Most of Tuiara’s expectations of New Zealand turned out to be true. Photo: supplied. 

A ‘slow’ and ‘approachable’ culture 

“Slow” is the word Payoshnni and Tuiara use to describe New Zealanders’ approach to life. 

“Everything is slow here, people aren't hurrying in their work or their study,” Tuiara says. 

Payoshnni says Asian and European culture is a lot more fast paced so coming to such a “chill” country was a “culture shock”. 

The first time Payoshnni couldn't finish an assignment on time in New Zealand, she says she was “so stressed” because being sick was not an excuse to not submit schoolwork in Mauritius. 

“I sent a massive apology paragraph [to my lecturer] and begged for an extra 24 hours. He said ‘oh, you can have until the weekend’ and I took a while to process that,” she says.

In that situation, Payoshnni says other countries could benefit from adopting New Zealand’s mindset. 

Tuiara says she’s been most surprised by how welcoming New Zealanders are and says “people smile more here”. 

She volunteers with two different community groups and is involved in a bunch of university programmes, and says she feels part of the community everywhere she goes. 
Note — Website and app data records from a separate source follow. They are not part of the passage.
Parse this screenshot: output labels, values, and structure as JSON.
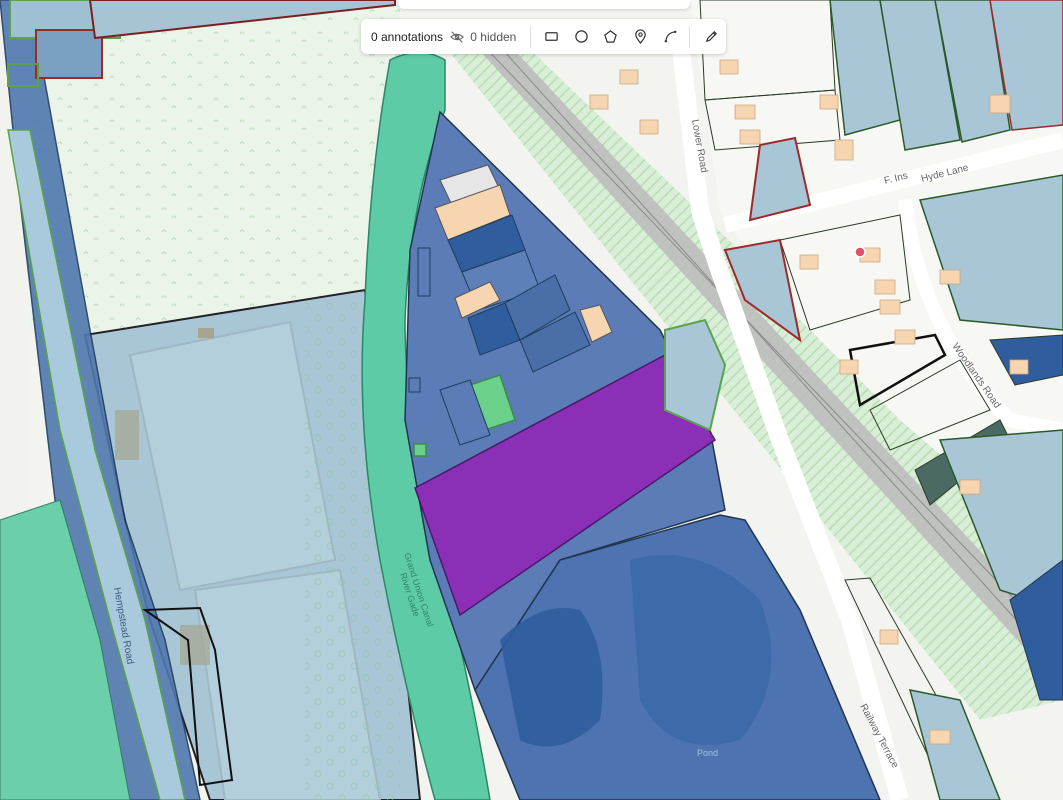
{
  "toolbar": {
    "annotations_label": "0 annotations",
    "hidden_label": "0 hidden",
    "tools": [
      "rectangle-tool",
      "circle-tool",
      "polygon-tool",
      "marker-tool",
      "line-tool",
      "pencil-tool"
    ]
  },
  "map_labels": {
    "lower_road": "Lower Road",
    "hyde_lane": "Hyde Lane",
    "woodlands_road": "Woodlands Road",
    "hempstead_road": "Hempstead Road",
    "canal_1": "Grand Union Canal",
    "canal_2": "River Gade",
    "railway_terrace": "Railway Terrace",
    "pond": "Pond",
    "hyde_lane_prefix": "F. Ins"
  },
  "colors": {
    "canal_green": "#5ecba7",
    "parcel_blue": "#5a7bb5",
    "dark_blue": "#2f5d9e",
    "selected_purple": "#8f2bb8",
    "light_blue": "#a7c7d9",
    "rail_hatch": "#cfe8cf",
    "building_orange": "#f6d5b0"
  }
}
Payoshnni says she has had conversations with strangers in elevators and says New Zealanders seem to have a “familiarity” with each other and are very approachable. 
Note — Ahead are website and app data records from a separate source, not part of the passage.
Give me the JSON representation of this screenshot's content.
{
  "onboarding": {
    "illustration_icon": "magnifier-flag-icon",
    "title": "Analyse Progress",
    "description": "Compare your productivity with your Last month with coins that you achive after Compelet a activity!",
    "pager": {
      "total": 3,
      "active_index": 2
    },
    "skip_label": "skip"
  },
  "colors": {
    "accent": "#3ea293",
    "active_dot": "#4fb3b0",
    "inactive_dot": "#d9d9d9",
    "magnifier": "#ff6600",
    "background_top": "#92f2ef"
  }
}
Preserving Indigenous names 

The prominence of te ao Māori in New Zealand took Tuiara by surprise, as she herself is indigenous to Yakutia. 
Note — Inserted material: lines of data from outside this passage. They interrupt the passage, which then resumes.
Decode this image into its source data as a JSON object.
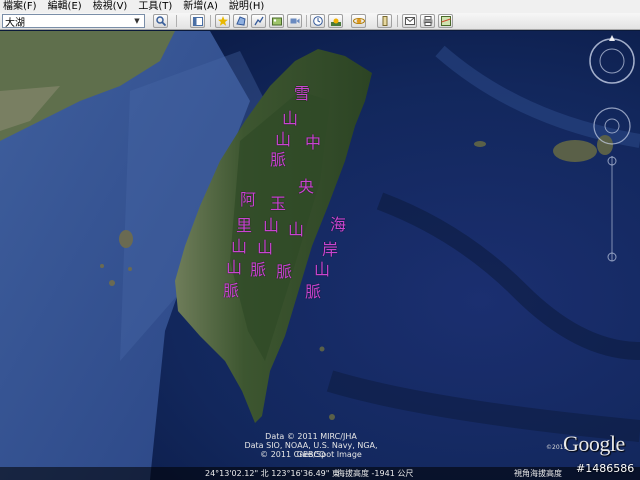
{
  "menu": {
    "file": "檔案(F)",
    "edit": "編輯(E)",
    "view": "檢視(V)",
    "tools": "工具(T)",
    "add": "新增(A)",
    "help": "說明(H)"
  },
  "search": {
    "value": "大湖"
  },
  "toolbar_icons": [
    "search-icon",
    "sidebar-icon",
    "placemark-icon",
    "polygon-icon",
    "path-icon",
    "image-overlay-icon",
    "record-tour-icon",
    "historical-imagery-icon",
    "sunlight-icon",
    "switch-to-sky-icon",
    "ruler-icon",
    "email-icon",
    "print-icon",
    "view-in-maps-icon"
  ],
  "map_labels": {
    "xueshan": "雪山山脈",
    "central": "中央山脈",
    "yushan": "玉山山脈",
    "alishan": "阿里山山脈",
    "coastal": "海岸山脈"
  },
  "attribution": {
    "line1": "Data © 2011 MIRC/JHA",
    "line2": "Data SIO, NOAA, U.S. Navy, NGA, GEBCO",
    "line3": "© 2011 Cnes/Spot Image"
  },
  "logo": {
    "text": "Google",
    "year": "©2011"
  },
  "status": {
    "coordinates": "24°13'02.12\" 北  123°16'36.49\" 東",
    "altitude": "海拔高度 -1941 公尺",
    "eye_altitude": "視角海拔高度"
  },
  "watermark": "#1486586",
  "colors": {
    "label": "#c845d0",
    "ocean_deep": "#0b1e52",
    "ocean_shallow": "#3d5c9a",
    "land": "#3f5a2f"
  }
}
She says her people have ethnic roots in Mongolia and Turkey but that her region is “greatly influenced by Russian culture”. 

Tuiara says many Yakutia people fluently speak their native language but they don’t have dual names for places and organisations like New Zealand often does. 

While researching about New Zealand, Tuiara says she learned not every New Zealander speaks fluent te reo Māori so she was surprised how visible the language was. 

“Some of my European lecturers speak some words in Māori. Russia doesn’t have that practice,” she says. 

Free to wear what you want 

Payoshnni finds New Zealand “much less judgemental” than Mauritius when it comes to fashion. 

She recalls a time she saw a curvy woman wearing a crop top without a bra and thinking “woah, I didn’t know you could do that”. 

She also says she didn’t know visible tattoos were acceptable in many workplaces in New Zealand, as Mauritius’s workforce is “prim and proper”.

Living in New Zealand has made her “care way less” about what she puts on in the morning. 

The price of being an international student 

Coming to New Zealand didn’t lessen the pressure Payoshnni feels to work hard. If anything, she says it increased it. 

Her parents paid around $38,000 so she could study in New Zealand and that created a greater responsibility to succeed, she says.

Payoshnni is currently applying for jobs but says many companies will not hire someone who requires a visa sponsorship, so she is unsure of what her future looks like. 

Tuiara’s Masters degree cost her $52,000 but she got a scholarship to cover $10,000 of the fees. 

She sold a flat in Russia to pay for the remaining $42,000. 

‘I think it's worth it’ 

Tuiara says she will return to Russia to complete the third trimester of her degree but her children want to stay here. 

“I think [the price of studying] is worth it. It allowed me and my children to see the world,” she says. 

“We have one life so we should try to make the most of it. Maybe in future, my children will choose New Zealand for their studies.” 

Payoshnni says studying in New Zealand taught her a lot about how to be self-sufficient, manage her own emotions and make friends as an adult. 

“You learn how to find your people because you know your time is limited,” she says. 

“With international students, our biggest motto is ‘make it work’.” 

Update (7/5/2024): Sentences under the subheading Preserving Indigenous names have been changed and updated to provide more context and clarity around the comments made by Tuiara Bekhtiueva.

More stories: 

Auckland uni students say they’ll stop paying rent after 8% hike

“The rent strike is a last resort method to stand up to them.”

Changes to gender and sexuality education: What’s in the guidelines?

What changes does the coalition government have in mind?

Your social media posts can put your job at risk. Here’s what not to do

An employment lawyer explains why companies care what you post online.